nicely in the light of traditions that name specific constellations
as mythical creatures thus conveyed to the night sky.
again in no short supply.
Thus, a chief of the
Snohomish (Washington State) related that a few of the first people,
who were unaware that the sky was about to be raised, climbed up
into the sky, as was customary to do, and were forced to remain
there, in the form of familiar asterisms:
'But a few people did
not know about the sky pushing.
Three were hunters
who had been chasing four elk for several days... The elk jumped
into the Sky World, and the hunters ran after them.
When the sky was
lifted, elk and hunters were lifted too. In the Sky World they
were changed to stars. At night, even now, you can see them. The
three hunters form the handle of the Big Dipper.
The middle hunter has
his dog with him - now a tiny star.
The four elk make the
bowl of the Big Dipper. Some other people were caught up in the
sky in two canoes, three men in each of them. And a little fish
also was on its way up into the Sky World when the people
So all of them have had to stay there ever since.
The hunters and the
little dog, the elk, the little fish, and the men in the two
canoes are now stars, but they once lived on earth'.
An informant from the
Kathlamet (border area of Washington and Oregon) reported a
transformation of the first 'people' into stars following the
severance of the 'rope' that had occasioned their transportation to
'Then (Bluejay) cut
the rope and the sky sprang back. Part of the people were still
They became stars.
(Therefore) all kinds of things are (in the sky) - the
Woodpecker, the Fisher, the Skate, the Elk, and the Deer.
things are there'.
In eastern Colombia, the
Sikuani agreed that, following the destruction of the string of
arrows upon which Tsamani and his siblings had travelled to the sky,
the members of the party turned into familiar asterisms:
'They remained in the
sky, to one side of the sun.
When they got there
Máva gave them other clothing, and when they threw away the ones
they had worn on earth they turned into stars, into groups of
Híwinai, Tsamáni, Íbarru, Sáfarrei.
They can be seen in
the summer, for in August they begin to appear early in the
Not all of them can
be seen at the same time'.
Of this party,
represented Orion, who 'can be seen in the sky without a left leg',
Tsamani Delphinus, three brothers the Pleiades, and their sisters
In Amazonian Peru,
meanwhile, the Shipibo-Conibo would finger the,

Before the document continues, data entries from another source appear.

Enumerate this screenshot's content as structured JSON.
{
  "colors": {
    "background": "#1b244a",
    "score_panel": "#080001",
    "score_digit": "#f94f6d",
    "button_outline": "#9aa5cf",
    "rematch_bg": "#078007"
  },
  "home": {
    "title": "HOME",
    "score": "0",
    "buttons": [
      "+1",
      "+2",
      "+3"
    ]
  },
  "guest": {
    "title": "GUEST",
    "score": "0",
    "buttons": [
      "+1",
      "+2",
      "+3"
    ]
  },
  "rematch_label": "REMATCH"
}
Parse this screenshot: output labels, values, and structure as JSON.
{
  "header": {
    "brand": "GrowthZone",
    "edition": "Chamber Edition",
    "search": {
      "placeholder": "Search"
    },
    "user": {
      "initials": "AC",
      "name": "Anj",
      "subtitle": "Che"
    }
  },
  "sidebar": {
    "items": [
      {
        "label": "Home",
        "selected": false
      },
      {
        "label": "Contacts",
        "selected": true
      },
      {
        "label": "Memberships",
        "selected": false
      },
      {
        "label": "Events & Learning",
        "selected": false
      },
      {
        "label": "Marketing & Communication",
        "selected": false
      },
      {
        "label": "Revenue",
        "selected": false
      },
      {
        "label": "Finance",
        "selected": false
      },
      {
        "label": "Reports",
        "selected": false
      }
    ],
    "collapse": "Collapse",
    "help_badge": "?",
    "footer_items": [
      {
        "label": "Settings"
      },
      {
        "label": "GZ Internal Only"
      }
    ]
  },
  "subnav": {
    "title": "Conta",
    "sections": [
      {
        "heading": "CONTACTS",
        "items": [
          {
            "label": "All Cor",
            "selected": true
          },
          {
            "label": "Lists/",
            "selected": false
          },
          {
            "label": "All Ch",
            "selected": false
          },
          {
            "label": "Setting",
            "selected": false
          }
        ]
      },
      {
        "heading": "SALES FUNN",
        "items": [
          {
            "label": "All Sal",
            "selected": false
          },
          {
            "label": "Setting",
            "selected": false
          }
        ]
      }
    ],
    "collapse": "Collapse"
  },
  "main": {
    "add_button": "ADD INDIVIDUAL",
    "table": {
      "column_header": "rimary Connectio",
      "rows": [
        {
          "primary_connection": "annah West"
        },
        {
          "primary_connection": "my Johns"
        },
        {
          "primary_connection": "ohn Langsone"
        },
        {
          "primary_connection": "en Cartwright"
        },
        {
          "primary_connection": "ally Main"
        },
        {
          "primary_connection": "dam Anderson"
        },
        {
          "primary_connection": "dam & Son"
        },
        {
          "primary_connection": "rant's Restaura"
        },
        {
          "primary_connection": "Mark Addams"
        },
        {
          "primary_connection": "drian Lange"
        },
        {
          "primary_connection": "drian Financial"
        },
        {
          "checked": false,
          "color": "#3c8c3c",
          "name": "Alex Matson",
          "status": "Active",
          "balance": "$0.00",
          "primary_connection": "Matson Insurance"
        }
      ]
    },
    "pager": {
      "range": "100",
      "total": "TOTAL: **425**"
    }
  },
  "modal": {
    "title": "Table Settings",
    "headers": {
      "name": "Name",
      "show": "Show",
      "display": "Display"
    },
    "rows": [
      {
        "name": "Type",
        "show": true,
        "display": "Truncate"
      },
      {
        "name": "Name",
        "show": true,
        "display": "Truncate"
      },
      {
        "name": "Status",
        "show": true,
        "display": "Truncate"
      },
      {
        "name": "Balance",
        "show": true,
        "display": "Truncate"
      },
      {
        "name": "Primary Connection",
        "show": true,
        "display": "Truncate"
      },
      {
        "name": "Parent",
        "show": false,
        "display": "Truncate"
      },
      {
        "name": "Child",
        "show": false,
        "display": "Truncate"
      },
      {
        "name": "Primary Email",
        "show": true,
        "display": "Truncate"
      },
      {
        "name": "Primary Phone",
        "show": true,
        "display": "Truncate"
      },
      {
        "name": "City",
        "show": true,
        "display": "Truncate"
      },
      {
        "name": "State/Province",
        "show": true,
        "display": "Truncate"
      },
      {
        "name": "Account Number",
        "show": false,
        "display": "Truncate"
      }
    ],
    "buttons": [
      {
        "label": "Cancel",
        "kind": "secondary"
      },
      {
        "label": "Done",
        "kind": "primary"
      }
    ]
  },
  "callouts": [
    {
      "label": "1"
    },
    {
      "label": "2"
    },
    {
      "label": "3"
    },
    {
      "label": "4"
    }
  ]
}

Pleiades as Huíshmabo
Orion as the cripple Quíshioma
'Hare' as Ráya, three brothers who had ventured into the sky along
a chain of arrows
Or again, in the far

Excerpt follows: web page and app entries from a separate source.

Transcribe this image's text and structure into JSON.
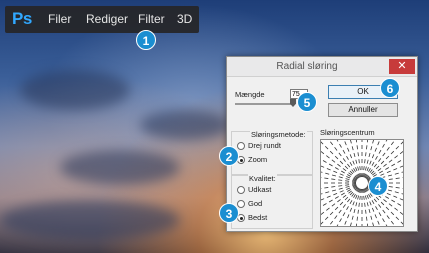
{
  "menubar": {
    "app_logo": "Ps",
    "items": [
      "Filer",
      "Rediger",
      "Filter",
      "3D"
    ]
  },
  "callouts": [
    "1",
    "2",
    "3",
    "4",
    "5",
    "6"
  ],
  "dialog": {
    "title": "Radial sløring",
    "close_glyph": "✕",
    "amount_label": "Mængde",
    "amount_value": "75",
    "ok_label": "OK",
    "cancel_label": "Annuller",
    "method_label": "Sløringsmetode:",
    "methods": [
      {
        "label": "Drej rundt",
        "selected": false
      },
      {
        "label": "Zoom",
        "selected": true
      }
    ],
    "quality_label": "Kvalitet:",
    "qualities": [
      {
        "label": "Udkast",
        "selected": false
      },
      {
        "label": "God",
        "selected": false
      },
      {
        "label": "Bedst",
        "selected": true
      }
    ],
    "center_label": "Sløringscentrum"
  },
  "colors": {
    "badge": "#1b8ed1",
    "ps_logo": "#31a8ff",
    "close_button": "#c73b3b"
  }
}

southeastern tip of Australia, members of the Bibbulmun nation
figured that many familiar asterisms were mythical characters well

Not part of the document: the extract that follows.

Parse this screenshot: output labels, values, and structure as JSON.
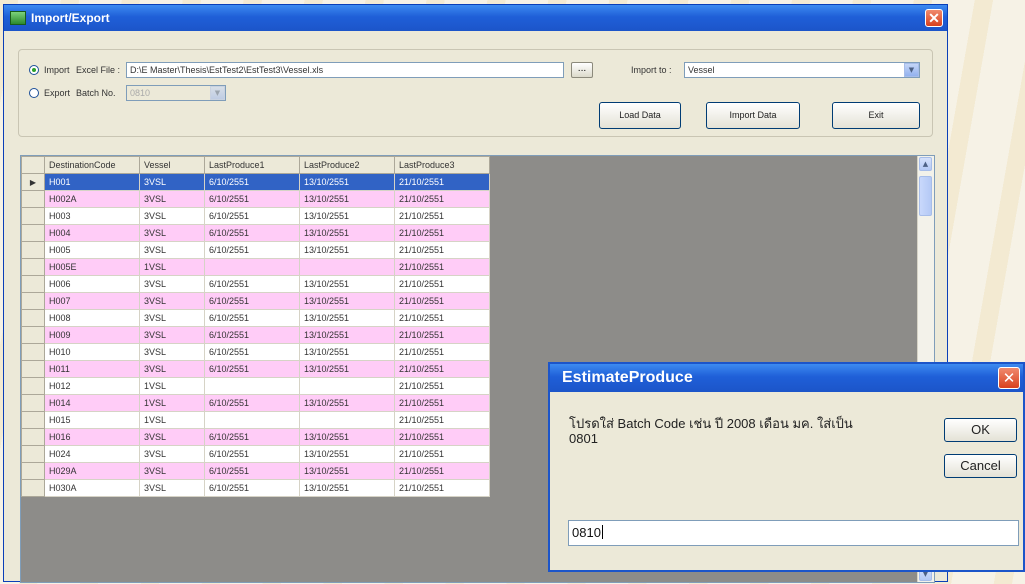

known to them, at least in 1924:
'Now Wommainya and
his family and his brother-in-law may all be seen in the sky.
stands beside the lake, and in the middle of the lake his two
boys still stretch out their hands to him (two stars south of
angrily at Irdibilyi (Altair), and sees the spear still sticking
through her heart, and near the women's fire sits Karder
(Delphinus), because he was lazy and tired, and would not hunt
for meat or look out for his nephews...
Karder, and the boys sit down in the sky, so that all Bibbulmun
shall see them and shall keep the camp laws'.
Joining the dots, the
following picture now emerges:
around the world, bands of people
passed on myths regarding mysterious supernatural beings that had
lived on earth, but at some point moved up into the sky, where they
occupied permanent positions.
Looking up at the starry
firmament, people then projected the famed members of this departed
race onto the stars, either framed individually or in bunches.
Practically every culture
arrived at different identifications, but the fundamental concept
was the same.
Where does this leave the nature of such mythical beings themselves...?
The solution to this enigma is intimately tied up with the
creation mythology as a whole.
Steering clear of the
pointless hypothesis of alien visitors as advanced by Erich von
Däniken, a promising scenario involves extraordinarily vivid
transient events in the atmosphere, as observed globally during
Once our scientists are
ready to recognize the full impact such near-earth plasmas must have
had on the earth and its inhabitants, we may want to thank our lucky
stars that some survived to tell the tale.